VITAL POLICY – U.S. Supreme Court Rejects “Community Caretaking” Doctrine in Fourth Amendment Case, Tennessee Court to Address Warrantless Surveillance by TWRA

Two cases involving unreasonable search by government authorities have caught the attention of constitutional activists on a national scale. The first, decided unanimously in the U.S. Supreme Court, involves the entry into a private residence and the subsequent confiscation of firearms by law enforcement under the “community caretaking” doctrine. The second involves warrantless video surveillance by TWRA officers on a Benton County, Tennessee farm under the doctrine of “open fields”. The latter case remains undecided.

Justice Clarence Thomas, writing for the U.S, Supreme Court in a unanimous decision in CANIGLIA v. STROM, holds that the government cannot make warrantless entry into a residence to carry out “community caretaking” operations. In this case, law enforcement had entered a home without a warrant and without a clear emergency to confiscate handguns. The decision reinforces Fourth Amendment protection against unreasonable search and seizure.

In a media release issued by the Institute for Justice (IJ),

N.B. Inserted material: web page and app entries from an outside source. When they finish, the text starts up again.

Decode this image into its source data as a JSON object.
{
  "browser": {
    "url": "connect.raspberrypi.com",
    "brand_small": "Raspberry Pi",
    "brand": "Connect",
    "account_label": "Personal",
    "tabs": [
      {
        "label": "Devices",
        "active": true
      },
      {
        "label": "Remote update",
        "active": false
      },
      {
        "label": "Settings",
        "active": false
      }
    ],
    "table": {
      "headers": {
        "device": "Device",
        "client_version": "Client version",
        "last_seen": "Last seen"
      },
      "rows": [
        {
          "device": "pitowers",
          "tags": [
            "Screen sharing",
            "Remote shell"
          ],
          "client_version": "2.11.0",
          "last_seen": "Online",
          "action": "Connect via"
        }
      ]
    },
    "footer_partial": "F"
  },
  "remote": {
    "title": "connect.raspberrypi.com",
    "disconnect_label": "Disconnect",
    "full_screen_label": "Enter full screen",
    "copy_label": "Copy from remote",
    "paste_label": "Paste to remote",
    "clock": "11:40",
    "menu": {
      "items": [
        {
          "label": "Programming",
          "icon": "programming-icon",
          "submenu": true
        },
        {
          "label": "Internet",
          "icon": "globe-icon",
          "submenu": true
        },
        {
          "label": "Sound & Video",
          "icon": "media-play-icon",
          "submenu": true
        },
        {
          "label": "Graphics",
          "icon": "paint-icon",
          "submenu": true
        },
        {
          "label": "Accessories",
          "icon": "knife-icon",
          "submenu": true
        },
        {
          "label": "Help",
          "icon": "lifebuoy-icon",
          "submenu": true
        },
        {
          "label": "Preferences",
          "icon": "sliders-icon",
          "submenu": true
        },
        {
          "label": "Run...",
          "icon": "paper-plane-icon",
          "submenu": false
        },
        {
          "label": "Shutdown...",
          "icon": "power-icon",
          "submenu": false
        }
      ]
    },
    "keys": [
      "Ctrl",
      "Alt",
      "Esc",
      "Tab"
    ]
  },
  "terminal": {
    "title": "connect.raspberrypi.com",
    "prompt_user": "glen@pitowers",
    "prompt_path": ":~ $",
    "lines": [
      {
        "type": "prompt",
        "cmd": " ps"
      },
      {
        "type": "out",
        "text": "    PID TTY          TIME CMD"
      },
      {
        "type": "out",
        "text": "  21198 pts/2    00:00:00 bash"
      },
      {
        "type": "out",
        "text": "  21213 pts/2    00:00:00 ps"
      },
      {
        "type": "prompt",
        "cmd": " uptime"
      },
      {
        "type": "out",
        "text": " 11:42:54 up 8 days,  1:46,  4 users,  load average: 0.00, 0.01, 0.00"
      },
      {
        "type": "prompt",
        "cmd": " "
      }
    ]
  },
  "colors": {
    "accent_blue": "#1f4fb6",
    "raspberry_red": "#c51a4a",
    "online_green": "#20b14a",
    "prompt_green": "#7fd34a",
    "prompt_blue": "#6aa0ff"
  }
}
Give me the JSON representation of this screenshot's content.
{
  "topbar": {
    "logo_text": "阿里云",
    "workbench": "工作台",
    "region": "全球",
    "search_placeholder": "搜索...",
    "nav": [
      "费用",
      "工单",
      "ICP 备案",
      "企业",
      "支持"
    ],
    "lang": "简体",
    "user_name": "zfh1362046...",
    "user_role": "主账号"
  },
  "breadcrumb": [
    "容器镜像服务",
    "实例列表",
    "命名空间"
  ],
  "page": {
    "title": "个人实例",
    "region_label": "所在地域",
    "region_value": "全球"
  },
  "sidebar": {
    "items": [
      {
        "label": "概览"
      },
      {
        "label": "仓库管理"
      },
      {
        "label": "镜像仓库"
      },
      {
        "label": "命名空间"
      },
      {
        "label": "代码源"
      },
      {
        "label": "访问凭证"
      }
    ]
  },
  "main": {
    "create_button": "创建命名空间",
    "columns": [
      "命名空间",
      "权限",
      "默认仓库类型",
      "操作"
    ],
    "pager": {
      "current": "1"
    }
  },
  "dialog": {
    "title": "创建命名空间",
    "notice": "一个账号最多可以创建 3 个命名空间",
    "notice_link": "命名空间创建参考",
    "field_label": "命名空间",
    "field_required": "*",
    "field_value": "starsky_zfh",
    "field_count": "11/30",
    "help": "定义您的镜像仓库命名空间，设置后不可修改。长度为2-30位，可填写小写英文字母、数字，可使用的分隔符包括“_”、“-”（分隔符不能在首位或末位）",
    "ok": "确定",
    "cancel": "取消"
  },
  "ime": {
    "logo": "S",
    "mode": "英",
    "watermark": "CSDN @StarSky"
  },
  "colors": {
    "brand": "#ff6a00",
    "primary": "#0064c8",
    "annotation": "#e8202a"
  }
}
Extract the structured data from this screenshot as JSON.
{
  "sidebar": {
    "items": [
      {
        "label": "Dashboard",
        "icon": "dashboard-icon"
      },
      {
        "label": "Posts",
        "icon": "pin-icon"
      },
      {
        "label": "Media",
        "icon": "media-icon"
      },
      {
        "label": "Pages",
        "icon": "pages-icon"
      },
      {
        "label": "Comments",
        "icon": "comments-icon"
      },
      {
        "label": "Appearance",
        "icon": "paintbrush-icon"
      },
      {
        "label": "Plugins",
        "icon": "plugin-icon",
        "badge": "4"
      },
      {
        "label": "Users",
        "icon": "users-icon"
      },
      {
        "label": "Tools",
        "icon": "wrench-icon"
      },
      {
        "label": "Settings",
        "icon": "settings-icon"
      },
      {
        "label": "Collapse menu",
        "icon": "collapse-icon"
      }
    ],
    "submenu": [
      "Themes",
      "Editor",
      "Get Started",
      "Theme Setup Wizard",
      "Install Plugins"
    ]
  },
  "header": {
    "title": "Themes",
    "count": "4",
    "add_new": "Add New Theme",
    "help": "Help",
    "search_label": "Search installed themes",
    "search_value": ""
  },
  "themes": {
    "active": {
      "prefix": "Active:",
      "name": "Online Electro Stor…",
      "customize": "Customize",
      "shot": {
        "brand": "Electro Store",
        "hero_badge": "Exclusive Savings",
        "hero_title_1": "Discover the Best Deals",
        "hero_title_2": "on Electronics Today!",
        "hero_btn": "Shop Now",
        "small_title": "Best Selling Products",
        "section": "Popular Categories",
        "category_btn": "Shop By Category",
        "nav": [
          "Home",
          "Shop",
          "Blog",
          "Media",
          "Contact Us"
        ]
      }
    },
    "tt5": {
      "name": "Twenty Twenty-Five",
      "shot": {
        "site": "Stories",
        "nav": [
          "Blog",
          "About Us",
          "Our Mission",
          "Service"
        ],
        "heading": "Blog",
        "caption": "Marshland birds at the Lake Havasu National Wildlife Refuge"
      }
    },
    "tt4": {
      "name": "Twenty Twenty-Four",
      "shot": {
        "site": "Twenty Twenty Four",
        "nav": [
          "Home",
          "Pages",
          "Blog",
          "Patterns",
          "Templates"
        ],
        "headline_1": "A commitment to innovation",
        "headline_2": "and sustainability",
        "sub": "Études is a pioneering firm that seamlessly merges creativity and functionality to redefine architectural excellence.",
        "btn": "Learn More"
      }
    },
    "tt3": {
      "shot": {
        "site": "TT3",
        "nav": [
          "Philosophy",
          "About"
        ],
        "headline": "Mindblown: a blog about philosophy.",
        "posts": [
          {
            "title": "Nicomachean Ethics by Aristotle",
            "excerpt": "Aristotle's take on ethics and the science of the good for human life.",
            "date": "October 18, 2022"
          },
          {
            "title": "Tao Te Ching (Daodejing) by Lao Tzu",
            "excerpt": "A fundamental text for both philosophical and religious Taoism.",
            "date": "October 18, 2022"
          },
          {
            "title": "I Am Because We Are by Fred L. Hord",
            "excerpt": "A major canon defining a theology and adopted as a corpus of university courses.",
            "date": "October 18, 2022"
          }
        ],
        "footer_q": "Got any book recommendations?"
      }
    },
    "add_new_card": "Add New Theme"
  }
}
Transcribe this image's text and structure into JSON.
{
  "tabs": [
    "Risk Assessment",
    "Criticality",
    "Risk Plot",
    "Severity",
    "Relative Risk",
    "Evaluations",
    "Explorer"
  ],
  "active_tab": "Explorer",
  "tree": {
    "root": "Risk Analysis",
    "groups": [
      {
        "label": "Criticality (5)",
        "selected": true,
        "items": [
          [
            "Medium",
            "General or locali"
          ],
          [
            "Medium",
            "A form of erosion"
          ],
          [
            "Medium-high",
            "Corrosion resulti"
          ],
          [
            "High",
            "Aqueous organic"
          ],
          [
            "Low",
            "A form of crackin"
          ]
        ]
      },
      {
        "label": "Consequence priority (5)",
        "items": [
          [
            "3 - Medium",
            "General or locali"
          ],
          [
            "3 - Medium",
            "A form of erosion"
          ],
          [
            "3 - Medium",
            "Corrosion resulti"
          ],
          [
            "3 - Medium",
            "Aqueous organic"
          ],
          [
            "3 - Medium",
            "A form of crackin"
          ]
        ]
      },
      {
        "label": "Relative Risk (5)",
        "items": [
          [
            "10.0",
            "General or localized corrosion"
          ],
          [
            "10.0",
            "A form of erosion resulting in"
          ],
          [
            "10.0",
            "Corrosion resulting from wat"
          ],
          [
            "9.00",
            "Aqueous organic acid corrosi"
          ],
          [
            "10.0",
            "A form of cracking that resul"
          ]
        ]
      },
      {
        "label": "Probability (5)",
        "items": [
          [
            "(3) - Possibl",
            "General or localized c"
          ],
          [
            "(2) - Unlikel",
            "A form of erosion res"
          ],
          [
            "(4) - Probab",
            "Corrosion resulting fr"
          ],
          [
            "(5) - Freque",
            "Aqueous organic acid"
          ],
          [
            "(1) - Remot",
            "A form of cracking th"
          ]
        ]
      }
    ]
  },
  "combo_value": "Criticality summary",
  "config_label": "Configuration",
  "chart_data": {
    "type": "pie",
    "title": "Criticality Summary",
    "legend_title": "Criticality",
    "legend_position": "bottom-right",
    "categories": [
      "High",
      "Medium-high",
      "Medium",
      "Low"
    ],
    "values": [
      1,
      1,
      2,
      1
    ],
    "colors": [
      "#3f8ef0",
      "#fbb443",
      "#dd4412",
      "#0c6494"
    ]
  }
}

Today, the Court confirmed that the government cannot enter someone’s home without a warrant simply for the sake of convenience. In doing so, the Court reaffirmed that people’s property rights cannot be trumped by an extremely broad, vague concept of ‘community caretaking.”

IJ President Scott Bullock

Circuit Court in Benton County, Tennessee has a pending case in which Tennessee Wildlife Resource Agency (TWRA) officers conducted warrantless surveillance of farms with multiple video cameras under the doctrine of “open fields”, a judicial exception established about 100 years ago that presumably circumvents the constitutional requirement for law enforcement to obtain a judicially approved warrant to trespass and search private property that is external to a residence or building, such as farmland.

In a complaint filed by the landowners, the court is being asked to provide declaratory and injunctive relief. Terry Rainwaters and Hunter Hollingsworth are asking the Circuit Court in Benton County to declare that the Tennessee Constitution, Article I, Section 7 applies to private property outside the home and that defendant TWRA be barred from unwarranted trespassing and surveillance on their private property.

Article I, Section 7 of the Tennessee Constitution provides:

That the people shall be secure in their persons, houses, papers and possessions, from unreasonable searches and seizures; and that general warrants, whereby an officer may be commanded to search suspected places, without evidence of the fact committed, or to seize any person or persons not named, whose offences are not particularly described and supported by evidence, are dangerous to liberty and ought not be granted.”

For an in-depth look at the case, court documents, video, background information, photographs, and media releases, go to the IJ website, link provided here.

Two bills aimed at curbing the practice of unwarranted surveillance in Tennessee were rejected by legislators in the most recent legislative session.

Source: David Seal is a retired Jefferson County educator, as well as a recognized artist and local businessman. He has also served Jefferson County as a County Commissioner and is a lobbyist for the people on issues such as eminent domain, property rights, education, and broadband accessibility on the state level.